To literary buffs like me, on hearing the news that Ken Kesey’s classic novel One Flew Over the Cuckoo’s Nest turned 50 this week, it meant something special.

On the grand stage, One Flew Over the Cuckoo’s Nest is a novel about personal change and the shattering of traditional thinking. Kesey’s novel explored, with great minutia, the overruling conventions of society (symbolized by the asylum and, to a lesser degree, the asylum’s virulent workers). The book remains both a beautiful and symbolic testament about personal change — which is just up my alley.

For brand junkies like me, One Flew Over the Cuckoo’s Nest serves as a symbol for thinking differently. It asks us to shun the status quo. It teaches us that people, like brands, should not be controlled by fear and instead should take a leap into exciting, unchartered territory.

I’m reminded of when the character Chief, in the final scene of the book, rips a massive sink from the floor and heaves it through the asylum’s windows. Chief’s throw fractured the window, thus giving him liberation. An action eerily similar to Apple’s ground-breaking 1984 commercial, yes?

As if life ever has coincidences, just one day prior to hearing the news about the book’s anniversary, I was perusing films to watch online and stumbled upon Magic Trip. As IMDB describes it, Magic Trip is “a freewheeling portrait of Ken Kesey and the Merry Prankster’s fabled road trip across America.”

In the film, Kesey and his comrades sauntered across America in their psychedelically painted bus named Further. It was a joy to see that Kesey sought to live the same explorative life he wrote of and skillfully shared with us in One Flew Over the Cuckoo’s Nest.

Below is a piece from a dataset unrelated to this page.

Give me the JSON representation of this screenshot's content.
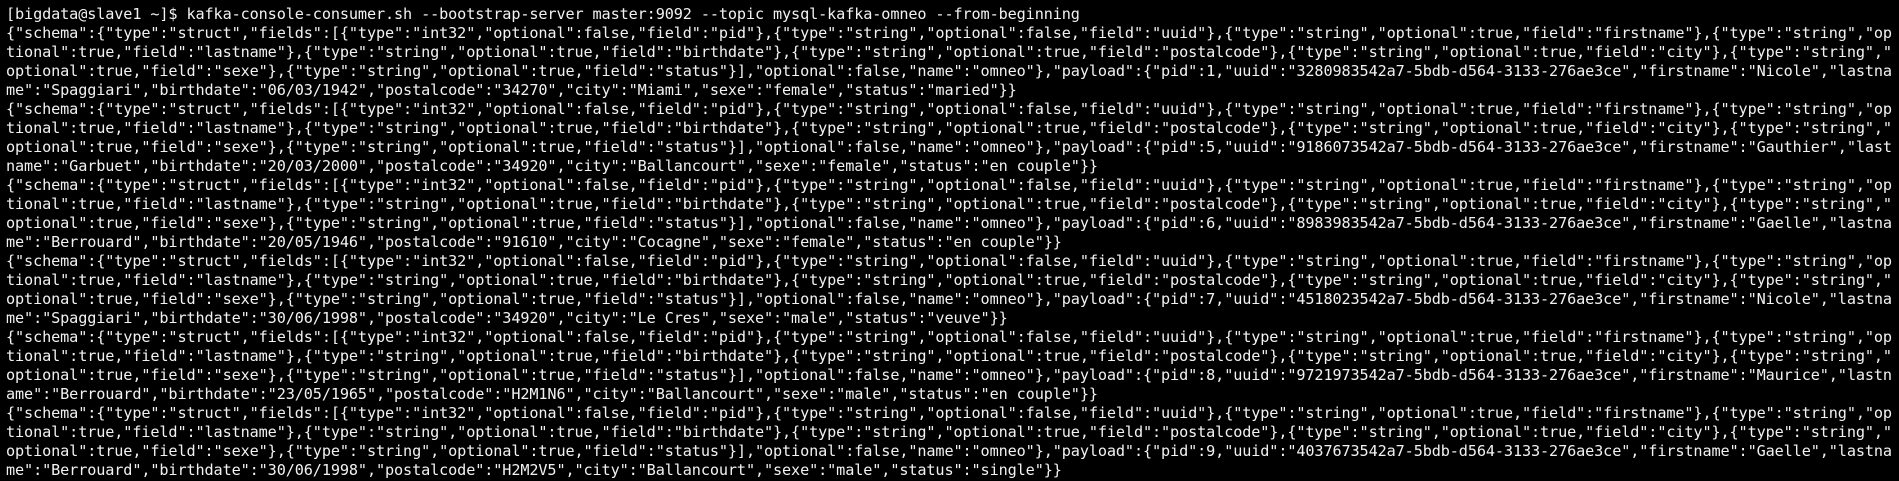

And to that, on the 50th anniversary of one of America’s finest novels, I salute you, Mr. Kesey. I thank you for one of the great road maps of unconventional wisdom.